Now 43 years old, Owens struggled for years. After his accident, his muscles atrophied, and he lost over 40 pounds. “It took me a number of years for my body to recover to the point where I didn’t have to nap daily,” said Owens.
The state of Idaho—and particularly the northern panhandle— is full of vibrant forest lands that provide habitats for wildlife, water resources and timber production.
Since its founding in 2016, the Idaho Forest Owners Association Education Foundation (IFOA-EF) has raised funds to support various projects that promote sustainable forestry practices and educate the public about the beautiful state that they call home.
For those who do not already know, Sandpoint High School has a flourishing computer science program and competitive esports team led by teacher and SHS graduate Dalton Hawkins. And it just got better.
In the spring of 2022, Hawkins applied for a grant through Ting Internet with the permission of David Miles II, the principal of Lake Pend Oreille Alternative High School and founder of Video Game Club—Sandpoint’s original gaming club that Hawkins himself participated in as a student.
Whether you own a business or are employed by one, you know that the past couple of years have been tough for most—if not all—businesses, much in part due to the pandemic. And once it was time to get back to business, it seemed as though the employee pool had diminished.
“The last two-plus years have been challenging, and businesses all over town have really had to rethink the way they do things to adapt,” shares Kelley Kennedy, who co-owns The Fat Pig with Brett Mullinder.

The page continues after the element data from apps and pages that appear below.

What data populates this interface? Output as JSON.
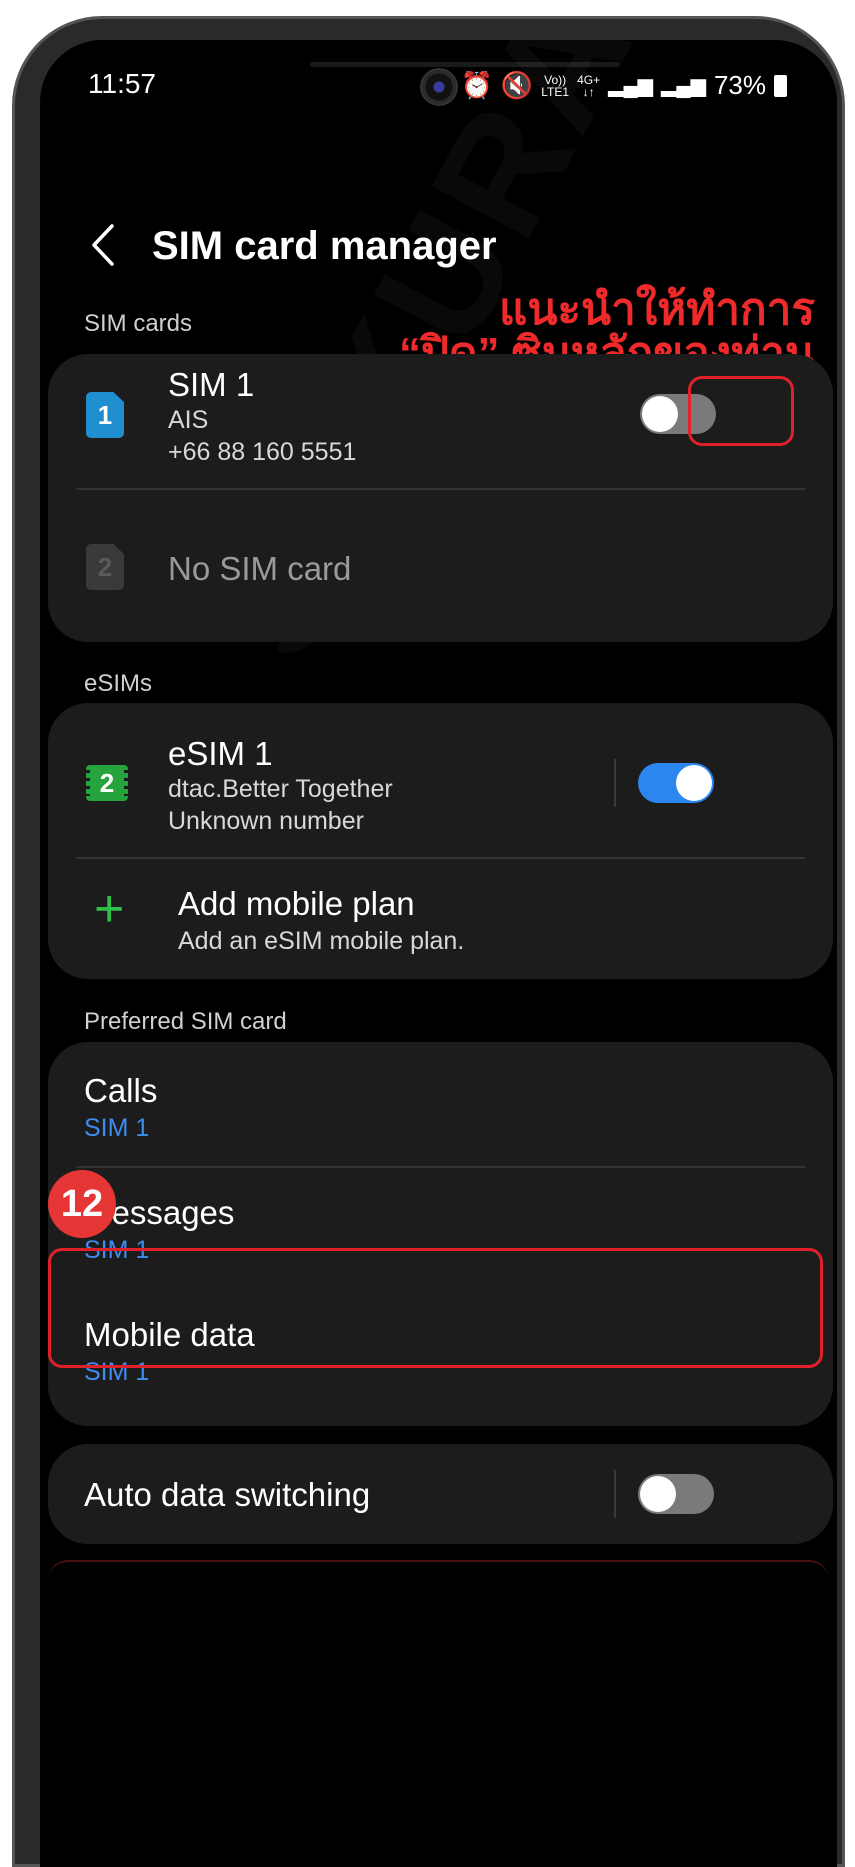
{
  "status": {
    "time": "11:57",
    "network_top": "Vo))",
    "network_bottom": "LTE1",
    "g_top": "4G+",
    "g_bottom": "↓↑",
    "battery": "73%"
  },
  "header": {
    "title": "SIM card manager"
  },
  "sim_cards": {
    "section": "SIM cards",
    "sim1": {
      "number_label": "1",
      "title": "SIM 1",
      "carrier": "AIS",
      "phone": "+66 88 160 5551",
      "enabled": false
    },
    "sim2": {
      "number_label": "2",
      "title": "No SIM card"
    }
  },
  "annotation": {
    "line1": "แนะนำให้ทำการ",
    "line2": "“ปิด” ซิมหลักของท่าน",
    "color": "#ee2a2a"
  },
  "esims": {
    "section": "eSIMs",
    "esim1": {
      "number_label": "2",
      "title": "eSIM 1",
      "carrier": "dtac.Better Together",
      "number": "Unknown number",
      "enabled": true
    },
    "add": {
      "title": "Add mobile plan",
      "subtitle": "Add an eSIM mobile plan."
    }
  },
  "preferred": {
    "section": "Preferred SIM card",
    "calls": {
      "title": "Calls",
      "value": "SIM 1"
    },
    "messages": {
      "title": "Messages",
      "value": "SIM 1"
    },
    "mobile_data": {
      "title": "Mobile data",
      "value": "SIM 1"
    }
  },
  "step_badge": "12",
  "auto_switch": {
    "title": "Auto data switching",
    "enabled": false
  },
  "watermark": "SAKURAISIM",
  "colors": {
    "accent_blue": "#2c86f0",
    "highlight_red": "#e0202a",
    "esim_green": "#27a33d"
  }
}
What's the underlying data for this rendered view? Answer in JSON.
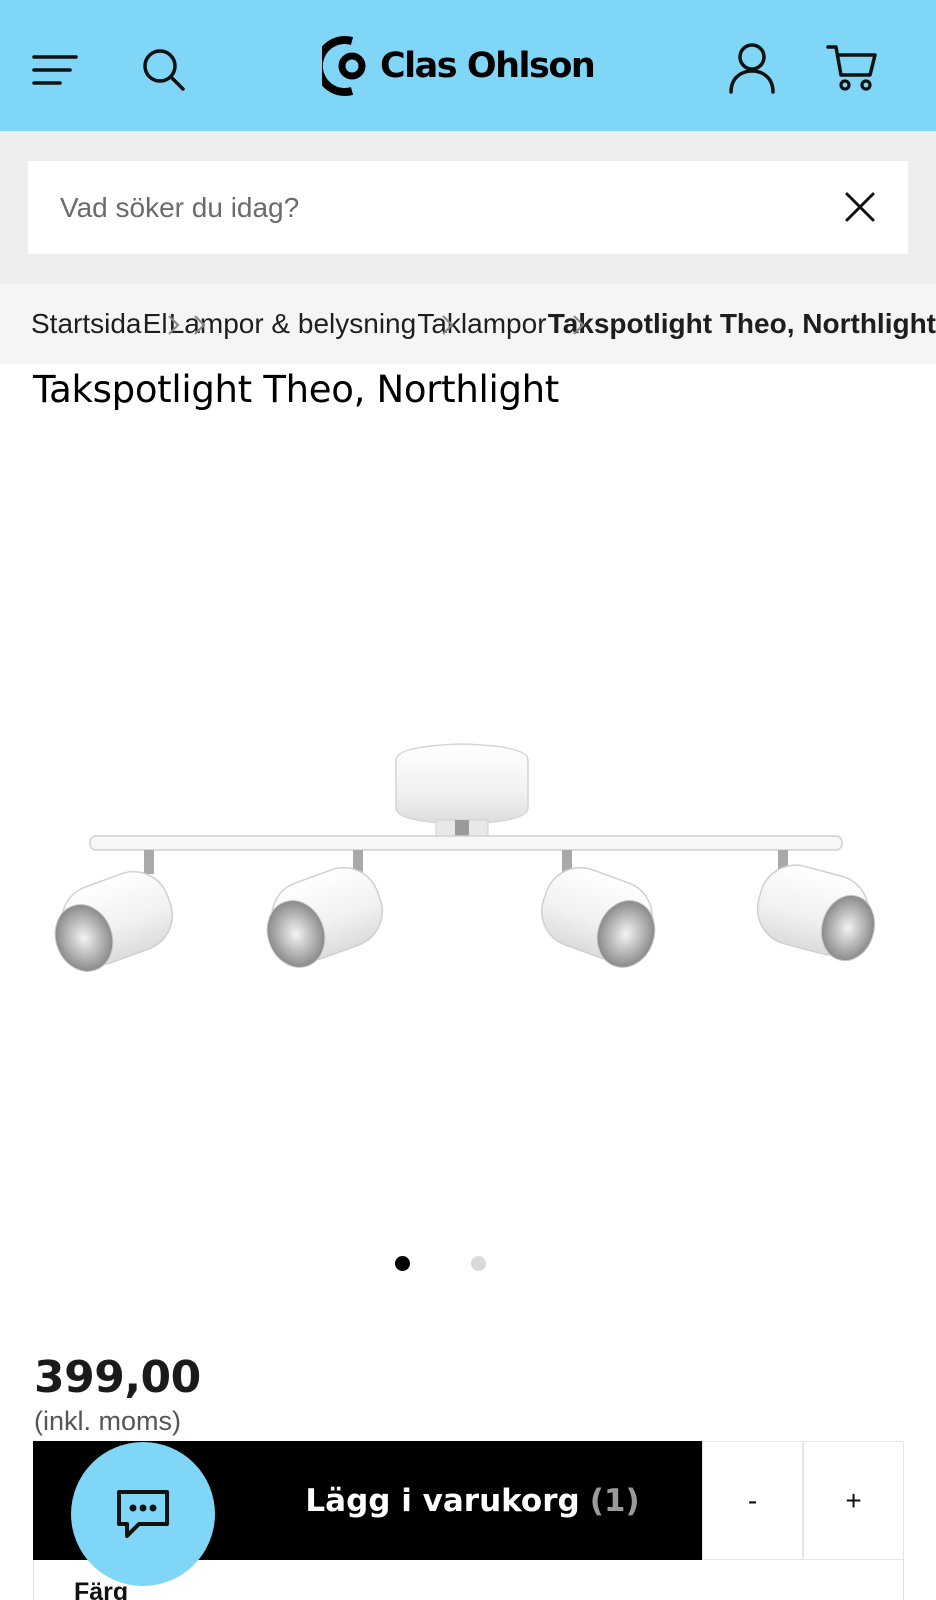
{
  "header": {
    "logo_text": "Clas Ohlson",
    "menu_icon": "hamburger-menu-icon",
    "search_icon": "search-icon",
    "account_icon": "user-icon",
    "cart_icon": "cart-icon",
    "background_color": "#7fd6f7"
  },
  "search": {
    "placeholder": "Vad söker du idag?",
    "value": "",
    "clear_icon": "close-icon"
  },
  "breadcrumb": {
    "items": [
      "Startsida",
      "El",
      "Lampor & belysning",
      "Taklampor",
      "Takspotlight Theo, Northlight"
    ],
    "separator_icon": "chevron-right-icon"
  },
  "product": {
    "title": "Takspotlight Theo, Northlight",
    "image_count": 2,
    "active_image": 1,
    "price": "399,00",
    "price_note": "(inkl. moms)"
  },
  "cart": {
    "add_label": "Lägg i varukorg",
    "quantity_display": "(1)",
    "decrement_label": "-",
    "increment_label": "+"
  },
  "variant": {
    "label": "Färg"
  },
  "chat": {
    "icon": "chat-bubble-icon"
  }
}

Recently, there has been a lot of news generated about a new development in Camp Bay. Being unfamiliar with Camp Bay, I decided to visit the property with Eric Skinner and Brent Stevens, owners of Century 21 RiverStone who are marketing the property, to see firsthand for myself what is really going on and to try to discern what is fact and fiction.
As we drove to Camp Bay together, Eric and Brent shared with me the story of this special property that was owned by the same family for over 100 years until its sale in 2021. Since the early 1900s, Camp Bay was homesteaded by the Van Schravendyk family, where they raised cattle in the early days of settling Camp Bay and then made money by leasing land for folks to build waterfront cabins in the late 1950s. Ultimately, the family had about 21 leases of waterfront property, and between property leases and logging the property, the family held the land until its sale in 2021.
Before the 1980s, the Idaho panhandle was a fairly sleepy place. Many families made their living off the land whether by farming, mining, or the timber industry. A small wave of big-city dwellers discovered the area and decided to uproot their families and take root in the smaller communities North Idaho offers. As the popularity of Schweitzer grew and the building of the Coeur d’Alene Resort in 1986, the area began to take shape as a tourist destination. As more visitors came to the area, they were also taken by the scenery and slower pace of life. While growth continued through the ‘90s and 2000s, the past two years are like nothing the area has ever seen.